2011/03/11

How to automatically embed hyperlinks into citations and bibliographical entries of a downloaded PDF document! Part I

Nowadays, it is possible for a researcher to amass a huge number of electronic papers and books about his specialized area of interest. Naturally there are a lot of cross-references between these sources. The usual way of managing these files is the creation of a bibliographical database in one of the numerous relative programs like EndNote, Papers, JabRef and BibDesk. In this post I will try to present an exciting new way of "managing" your files which in a way makes managing them obsolete!

Specifically I created a workflow for embedding DevonThink hyperlinks into the very citations and bibliography entries of a PDF file. As a result when you want to read a cited paper or book you do not need to go to your bibliography manager program or even worse to the folder hierarchy of your hard drive in order to find the file. Instead you can just click the citation or the title or the author of the bibliography entry and the respective PDF file opens instantly! The magic of DevonThink hyperlinks in action!

The required tools/programs for this dream to come true are the following:
  1. Adobe Acrobat Pro for Windows
  2. AutoBookmark plug-in for Adobe Acrobat Pro
  3. A Windows virtual machine 
  4. DevonThink
  5. BibDesk
  6. TextMate
  7. Link dictionaries
  8. The AppleScripts for creating automatically the link dictionaries from BibDesk
More details about the workflow

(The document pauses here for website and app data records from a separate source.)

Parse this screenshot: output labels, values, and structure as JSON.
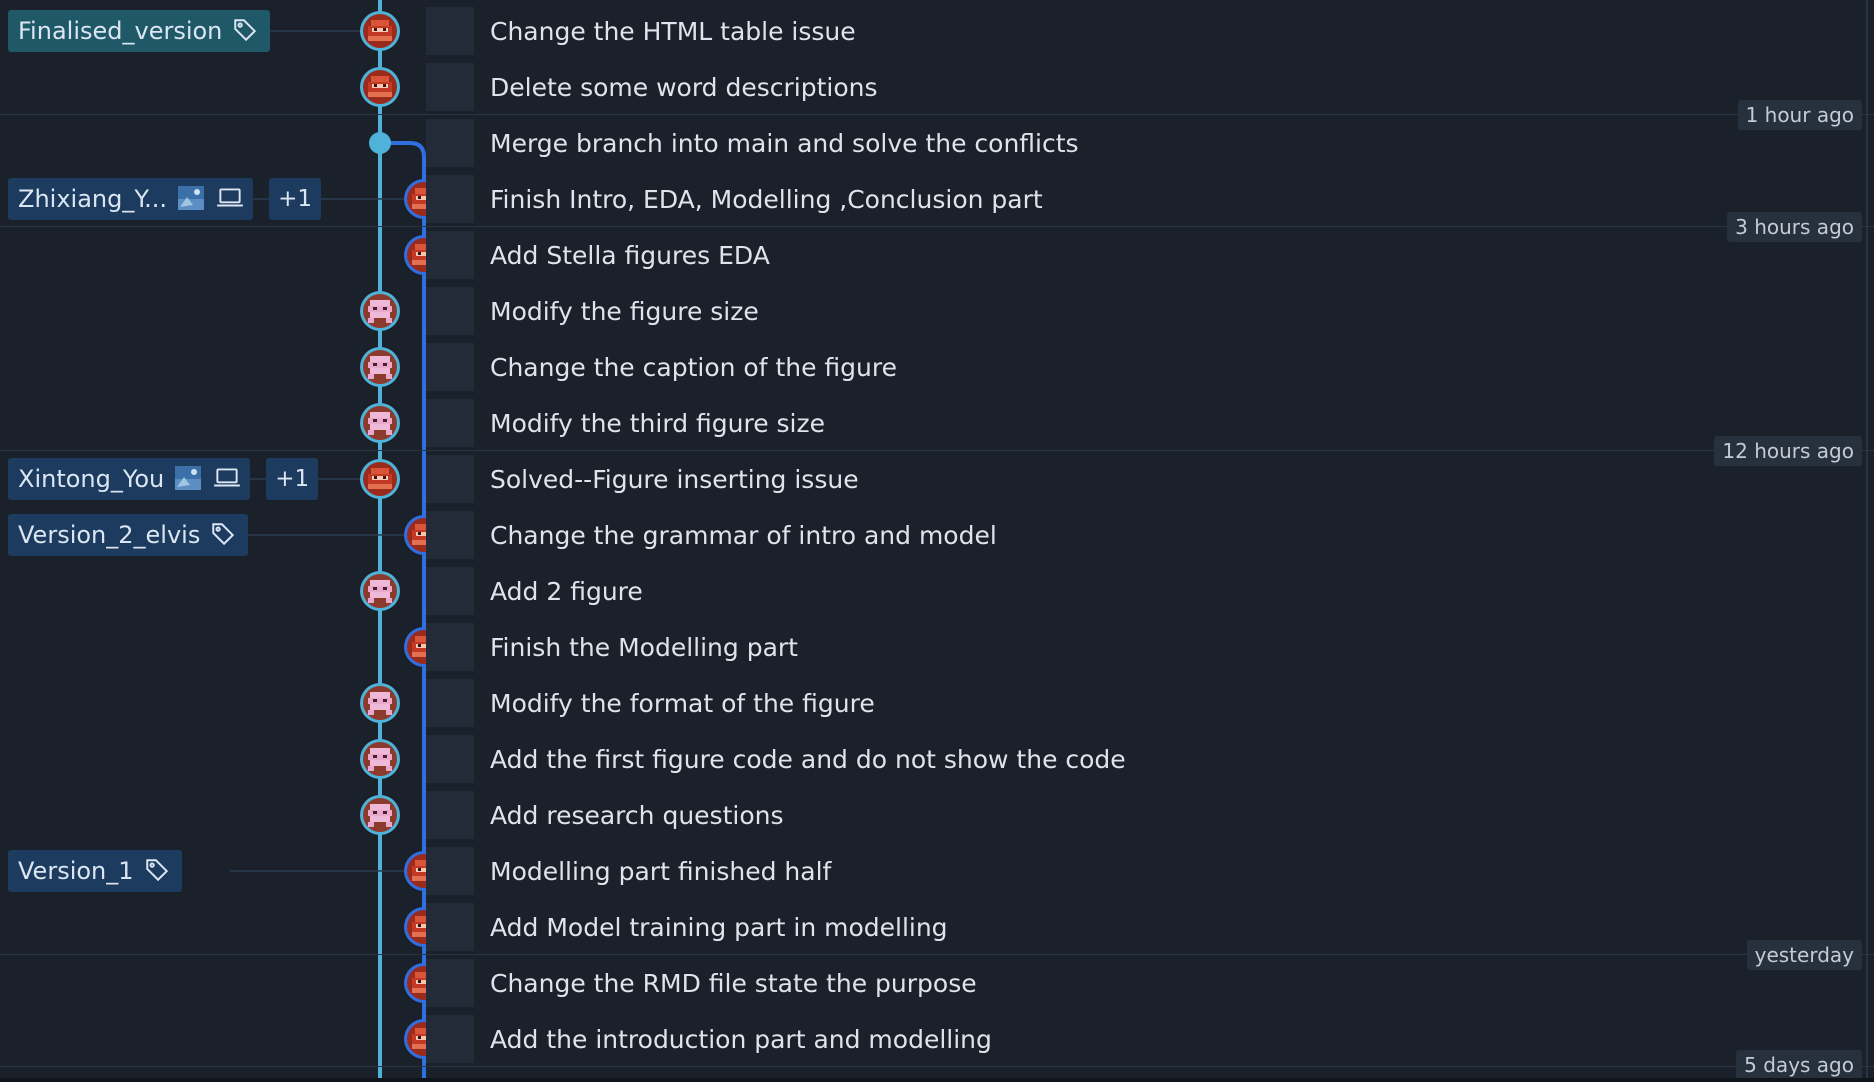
{
  "colors": {
    "background": "#1a212b",
    "branch_main": "#4fb3d9",
    "branch_side": "#2f6fe0",
    "ref_badge": "#1c3b5f",
    "ref_badge_current": "#1f5867"
  },
  "commits": [
    {
      "message": "Change the HTML table issue",
      "lane": 0,
      "avatar": "red-avatar-icon",
      "refs": [
        {
          "label": "Finalised_version",
          "icon": "tag-icon",
          "current": true
        }
      ]
    },
    {
      "message": "Delete some word descriptions",
      "lane": 0,
      "avatar": "red-avatar-icon",
      "refs": []
    },
    {
      "message": "Merge branch into main and solve the conflicts",
      "lane": 0,
      "avatar": "merge-dot",
      "refs": []
    },
    {
      "message": "Finish Intro, EDA, Modelling ,Conclusion part",
      "lane": 1,
      "avatar": "red-avatar-icon",
      "refs": [
        {
          "label": "Zhixiang_Y...",
          "icons": [
            "remote-avatar-icon",
            "laptop-icon"
          ],
          "extra": "+1"
        }
      ]
    },
    {
      "message": "Add Stella figures EDA",
      "lane": 1,
      "avatar": "red-avatar-icon",
      "refs": []
    },
    {
      "message": "Modify the figure size",
      "lane": 0,
      "avatar": "pink-avatar-icon",
      "refs": []
    },
    {
      "message": "Change the caption of the figure",
      "lane": 0,
      "avatar": "pink-avatar-icon",
      "refs": []
    },
    {
      "message": "Modify the third figure size",
      "lane": 0,
      "avatar": "pink-avatar-icon",
      "refs": []
    },
    {
      "message": "Solved--Figure inserting issue",
      "lane": 0,
      "avatar": "red-avatar-icon",
      "refs": [
        {
          "label": "Xintong_You",
          "icons": [
            "remote-avatar-icon",
            "laptop-icon"
          ],
          "extra": "+1"
        }
      ]
    },
    {
      "message": "Change the grammar of intro and model",
      "lane": 1,
      "avatar": "red-avatar-icon",
      "refs": [
        {
          "label": "Version_2_elvis",
          "icon": "tag-icon"
        }
      ]
    },
    {
      "message": "Add 2 figure",
      "lane": 0,
      "avatar": "pink-avatar-icon",
      "refs": []
    },
    {
      "message": "Finish the Modelling part",
      "lane": 1,
      "avatar": "red-avatar-icon",
      "refs": []
    },
    {
      "message": "Modify the format of the figure",
      "lane": 0,
      "avatar": "pink-avatar-icon",
      "refs": []
    },
    {
      "message": "Add the first figure code and do not show the code",
      "lane": 0,
      "avatar": "pink-avatar-icon",
      "refs": []
    },
    {
      "message": "Add research questions",
      "lane": 0,
      "avatar": "pink-avatar-icon",
      "refs": []
    },
    {
      "message": "Modelling part finished half",
      "lane": 1,
      "avatar": "red-avatar-icon",
      "refs": [
        {
          "label": "Version_1",
          "icon": "tag-icon"
        }
      ]
    },
    {
      "message": "Add Model training part in modelling",
      "lane": 1,
      "avatar": "red-avatar-icon",
      "refs": []
    },
    {
      "message": "Change the RMD file state the purpose",
      "lane": 1,
      "avatar": "red-avatar-icon",
      "refs": []
    },
    {
      "message": "Add the introduction part and modelling",
      "lane": 1,
      "avatar": "red-avatar-icon",
      "refs": []
    }
  ],
  "time_separators": [
    {
      "label": "1 hour ago",
      "after_row": 1
    },
    {
      "label": "3 hours ago",
      "after_row": 3
    },
    {
      "label": "12 hours ago",
      "after_row": 7
    },
    {
      "label": "yesterday",
      "after_row": 16
    },
    {
      "label": "5 days ago",
      "after_row": 18
    }
  ]
}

AutoBookmark searches page text for occurrences of specific words or phrases and generates links annotations according to the user specifications. Link dictionary is a collection of search terms (words, phrases and etc.) and corresponding link actions. When it finds a search term from a dictionary it automatically creates a link annotation using a link action that is associated with it. Each search term should be unique within a link dictionary (excerpt from AutoBookmark help file). So you need to have an appropriate link dictionary so as the hyperlinks to the sources to be created automatically by AutoBookmark.

For our case I consider optimal the use of two different dictionaries each with its own advantages and disadvantages. The first contains  various possible forms of author-year citations e.g. Clark 2008, Clark (2008, Clark Stephen (2008, Clark S. 2008, Clark S. (2008. The advantage of this dictionary is that the matches are almost 100% unique. However the probability of the match is somewhat small because of the high variability in the way that the citations are made. The second contains the source titles. Now the situation is the complete opposite because you can very easily have false positive matches if the title is too generic but there is no case of a missing match if the title is adequately complex. 

In my next post I will describe how you can create the link dictionaries from your Mac.

2 comments:

mbb said...

wow - sounds complex and mighty, I'm looking forward to your description how it works.

Do I understand correctly that you want so describe how to automatically generate hyperlinks in existing pdfs (e. g. downloaded papers) to the local file of a cited reference?

Euboulides said...

Yes, you understand correctly.